Or, I used to think I knew how to sew.
As faithful readers (all two of you) know, I quilt. Over the years I’ve mentioned various quilting projects – machine pieced, machine appliqued, hand applique, whatever – made from typical quilting cotton, denim, and flannel. Projects have ranged in size from hot pads to king size. I thought I did a fairly decent job.
I’ve also mentioned more than once that after the S.O. and I invested in a motorhome we began volunteering as campground hosts. We’ve been hosts at both state and national parks, with my favorite being the first place we volunteered: Montauk State Park in Missouri. Montauk is possibly the most popular park in the state system and is well-known for its trout fishing. The Current River is born at Montauk where the waters from Montauk Spring and a small stream meet. I love Montauk. It’s a great park.
A couple months ago the two things – quilting and Montauk – collided. The Missouri DNR has a centennial quilt project in progress. A friend who is the current assistant park supervisor asked if I was still a quilter. I said yes. She then asked if I’d make a block for the park for the centennial quilt. Of course I said yes to that too. I quilt. So she sent me the requirements: using only 100 percent cotton fabric, create an 8-inch square block with a theme that represented the park. It could be pieced, appliqued, embroidered, or a photo transfer. In retrospect, the last listed would have been the smart thing to do – hindsight is always 20/20.
In any case, I said yes. No sweat. One 8-inch block? Piece of cake. No problem. All I had to do was come up with an appropriate theme. My first thought was to do something with the Montauk Mill. It’s a nifty historic structure, and it would likely be different from what the other fish parks would do (Missouri has four or five parks that highlight fishing – Roaring River, Bennett Spring, and a couple others that I can never remember). If you’re know for fishing, you’re going to do a fish quilt block. Or so I reasoned until I happened across a really nifty design for a paper pieced rainbow trout. Holy wah. It was a neat block. Granted, it was a design for a 10-inch block, but, hey, what’s a photo copier for if not to produce reduced copies. I’d reduce it down to 80% of original size and that would be that.

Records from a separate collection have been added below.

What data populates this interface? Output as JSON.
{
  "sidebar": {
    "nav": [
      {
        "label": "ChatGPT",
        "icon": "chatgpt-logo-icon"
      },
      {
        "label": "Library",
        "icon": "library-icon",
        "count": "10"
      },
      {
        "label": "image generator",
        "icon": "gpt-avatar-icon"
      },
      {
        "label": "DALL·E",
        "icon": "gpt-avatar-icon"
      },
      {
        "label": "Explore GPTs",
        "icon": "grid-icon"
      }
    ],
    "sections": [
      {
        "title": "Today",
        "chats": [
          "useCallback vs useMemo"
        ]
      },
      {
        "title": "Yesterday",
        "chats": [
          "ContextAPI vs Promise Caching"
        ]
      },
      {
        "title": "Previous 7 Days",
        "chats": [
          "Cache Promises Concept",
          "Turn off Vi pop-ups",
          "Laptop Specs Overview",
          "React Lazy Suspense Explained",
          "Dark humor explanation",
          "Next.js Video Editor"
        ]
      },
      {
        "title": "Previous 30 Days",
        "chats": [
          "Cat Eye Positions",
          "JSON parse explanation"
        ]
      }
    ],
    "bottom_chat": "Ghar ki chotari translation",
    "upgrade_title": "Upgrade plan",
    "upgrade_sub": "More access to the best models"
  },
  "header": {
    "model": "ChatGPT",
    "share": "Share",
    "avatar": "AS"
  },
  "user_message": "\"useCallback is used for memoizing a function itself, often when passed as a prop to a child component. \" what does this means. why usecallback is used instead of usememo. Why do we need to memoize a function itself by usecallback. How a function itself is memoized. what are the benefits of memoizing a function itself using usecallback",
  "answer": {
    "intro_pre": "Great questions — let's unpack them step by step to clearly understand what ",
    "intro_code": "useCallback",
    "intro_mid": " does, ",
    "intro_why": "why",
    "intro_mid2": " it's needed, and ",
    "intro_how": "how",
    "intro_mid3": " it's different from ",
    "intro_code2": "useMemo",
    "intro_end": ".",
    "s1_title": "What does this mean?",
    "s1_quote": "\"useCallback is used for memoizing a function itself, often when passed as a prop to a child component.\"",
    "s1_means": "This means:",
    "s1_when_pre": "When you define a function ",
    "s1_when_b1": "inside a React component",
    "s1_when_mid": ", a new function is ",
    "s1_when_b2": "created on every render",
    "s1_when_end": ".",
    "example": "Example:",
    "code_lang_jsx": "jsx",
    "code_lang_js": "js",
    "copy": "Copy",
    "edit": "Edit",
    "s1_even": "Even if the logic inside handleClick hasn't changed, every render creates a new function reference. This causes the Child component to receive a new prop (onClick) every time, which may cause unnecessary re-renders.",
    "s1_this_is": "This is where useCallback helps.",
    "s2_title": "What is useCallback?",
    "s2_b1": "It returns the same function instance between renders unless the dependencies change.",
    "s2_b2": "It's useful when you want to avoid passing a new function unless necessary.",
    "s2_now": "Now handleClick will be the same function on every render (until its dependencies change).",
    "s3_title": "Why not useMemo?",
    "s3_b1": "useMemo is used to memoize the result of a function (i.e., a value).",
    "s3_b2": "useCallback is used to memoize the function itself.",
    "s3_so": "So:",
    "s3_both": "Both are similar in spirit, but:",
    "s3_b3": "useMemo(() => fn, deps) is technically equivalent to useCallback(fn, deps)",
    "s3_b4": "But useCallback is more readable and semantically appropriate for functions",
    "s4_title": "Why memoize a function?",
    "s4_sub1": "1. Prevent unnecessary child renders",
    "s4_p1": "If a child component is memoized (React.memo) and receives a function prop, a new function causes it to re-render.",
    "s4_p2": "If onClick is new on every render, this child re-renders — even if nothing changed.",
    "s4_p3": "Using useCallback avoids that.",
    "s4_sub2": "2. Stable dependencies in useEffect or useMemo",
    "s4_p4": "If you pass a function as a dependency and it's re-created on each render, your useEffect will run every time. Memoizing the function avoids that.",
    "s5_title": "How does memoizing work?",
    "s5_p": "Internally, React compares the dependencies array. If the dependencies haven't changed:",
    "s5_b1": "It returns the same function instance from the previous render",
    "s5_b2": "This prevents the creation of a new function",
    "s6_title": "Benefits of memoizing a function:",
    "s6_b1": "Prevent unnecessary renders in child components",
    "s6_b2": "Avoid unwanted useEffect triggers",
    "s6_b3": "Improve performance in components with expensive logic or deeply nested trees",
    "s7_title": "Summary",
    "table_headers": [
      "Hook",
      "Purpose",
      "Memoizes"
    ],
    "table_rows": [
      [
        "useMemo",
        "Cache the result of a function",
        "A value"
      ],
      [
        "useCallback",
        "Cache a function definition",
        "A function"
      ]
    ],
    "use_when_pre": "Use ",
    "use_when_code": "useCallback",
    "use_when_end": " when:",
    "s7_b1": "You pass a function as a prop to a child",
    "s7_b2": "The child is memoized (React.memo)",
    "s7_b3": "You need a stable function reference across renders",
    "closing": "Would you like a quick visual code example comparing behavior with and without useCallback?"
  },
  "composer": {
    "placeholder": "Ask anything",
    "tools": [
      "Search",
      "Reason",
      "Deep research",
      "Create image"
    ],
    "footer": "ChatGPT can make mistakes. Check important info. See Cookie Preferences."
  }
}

Three or four or possibly five rejected trout and several weeks of my life later, I threw in the towel. The trout kept coming out looking more like an oddly colored orca. Even worse, the beast was assembled in modules (A through G) and when it got to the point where the modules were sewn into the final two units, they refused to align. According to the pattern, all the seams were perfect. According to the deformed not-exactly-square disaster on the ironing board, the block was a hot mess.
Made the mistake of trying to embroider Montauk in cursive above the mill, which is when I learned my embroidery skills (which used to be amazing) have definitely weakened with age. It was supposed to curve around and end in a fish hook. Now it just looks like someone misspelled Montauk. Still, despite my qualms about the embroidery, the block got shoved into an envelope and is now probably jammed in a USPS automated sorting machine somewhere multiple states away from here. Never again.